AALM: Why did you choose to launch your own practice?
KR: I historically practiced with other senior attorneys that did the same things I did. I wanted something different. I wanted more flexibility in my firm while maintaining the small firm feel. So, after practicing for a little more than a decade, I took the plunge and partnered with a lawyer that practice in a completely different area. I would say it was a great move, we have enjoyed great success and have complemented each other’s practice over the years.
AALM: What compelled you to seek board certification?
KR: I felt like I had the education that set me apart from most practitioners, so gaining board certification in taxation and wills, trusts and estates seemed like the natural next step for me. In such highly technical areas of law, staying at the pinnacle of skill and understanding is crucial to maintaining the confidence of your clients, and board certification certainly is a big part of maintaining that confidence.
AALM: Is there any particular case that has stood out in your career as a turning point?
KR: When I was practicing at my first law firm, I had a case where the IRS was trying to collect a joint liability from a former homemaker whose former husband had become a drug addict and ran up tax liabilities that he did not pay.
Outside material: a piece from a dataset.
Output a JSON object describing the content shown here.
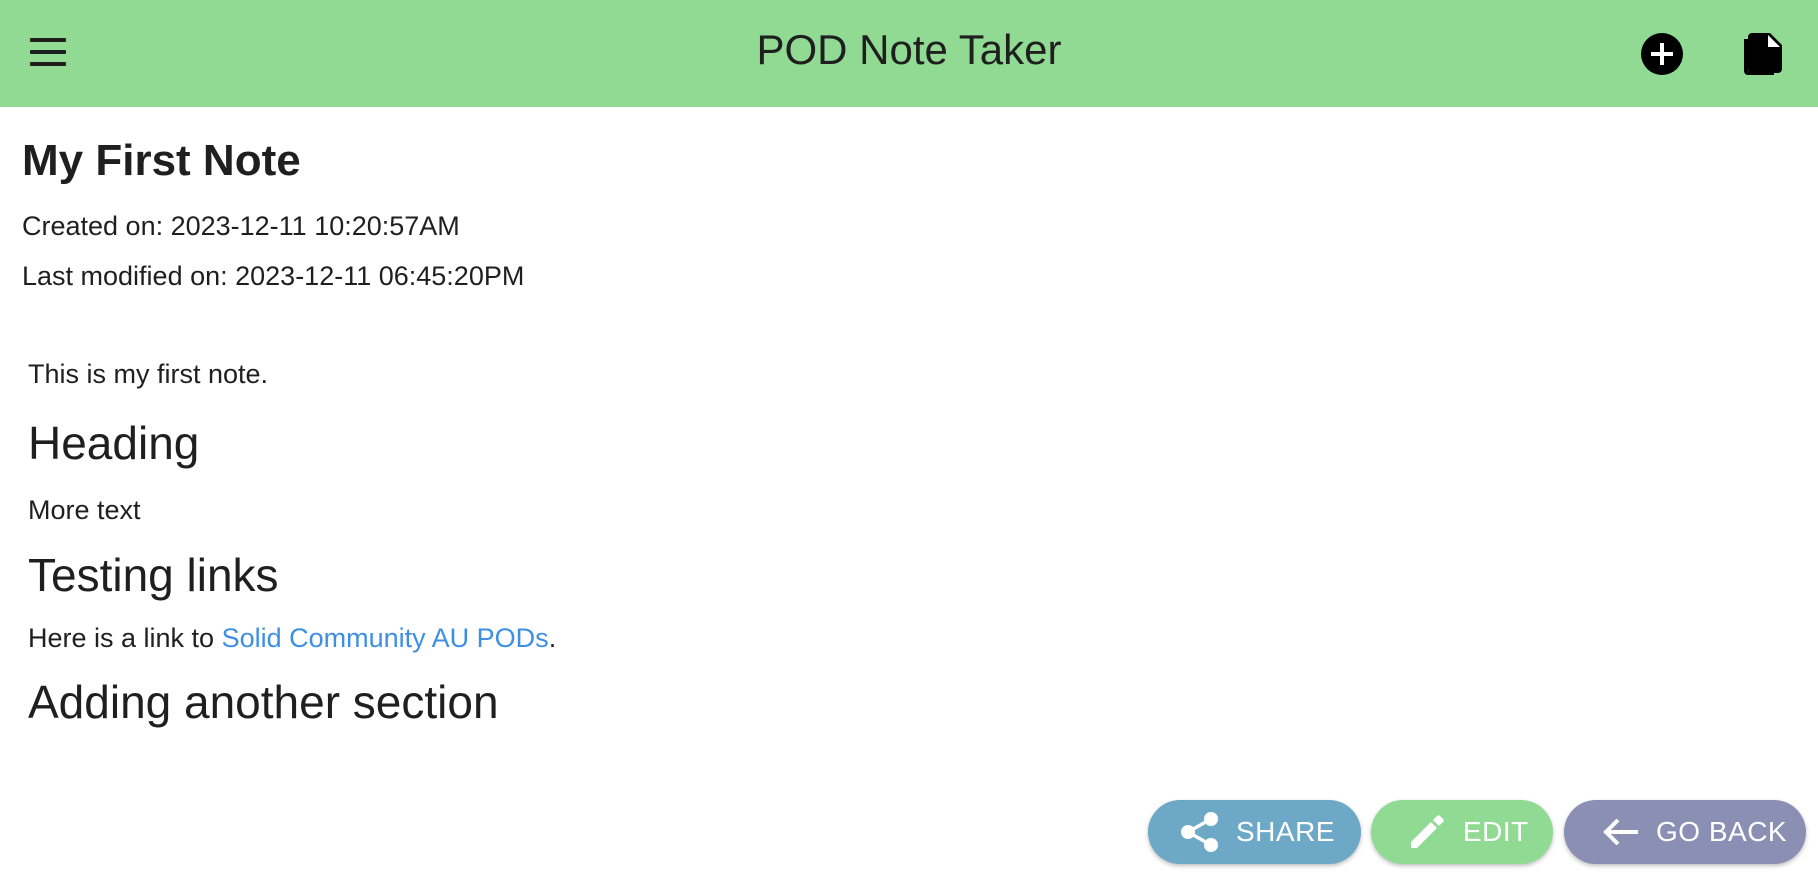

As if her life was not difficult enough, the IRS refused to grant her innocent spouse relief because they had offset 17 cents from one of the years to another. Since she did not request relief within a certain time period of that offset, they denied relief on a technicality. I took the case all the way to Tax Court, got relief for my client and the IRS had to pay attorney fees in excess of 10 times the amount they were claiming she owed. This case was probably the case that made me want to base my entire practice on helping individuals with tax matters.
AALM: What are you most proud to have accomplished professionally?
KR: I am most proud of including my family in my legal profession. I have two children and four stepchildren. I am married to my law partner, our eldest child is a practicing attorney and most of the children following behind her want to pursue the law in one way or another. Being able to build the practice the way I want, to maintain that family focus and to watch my children pursue what we are so passionate about is very rewarding.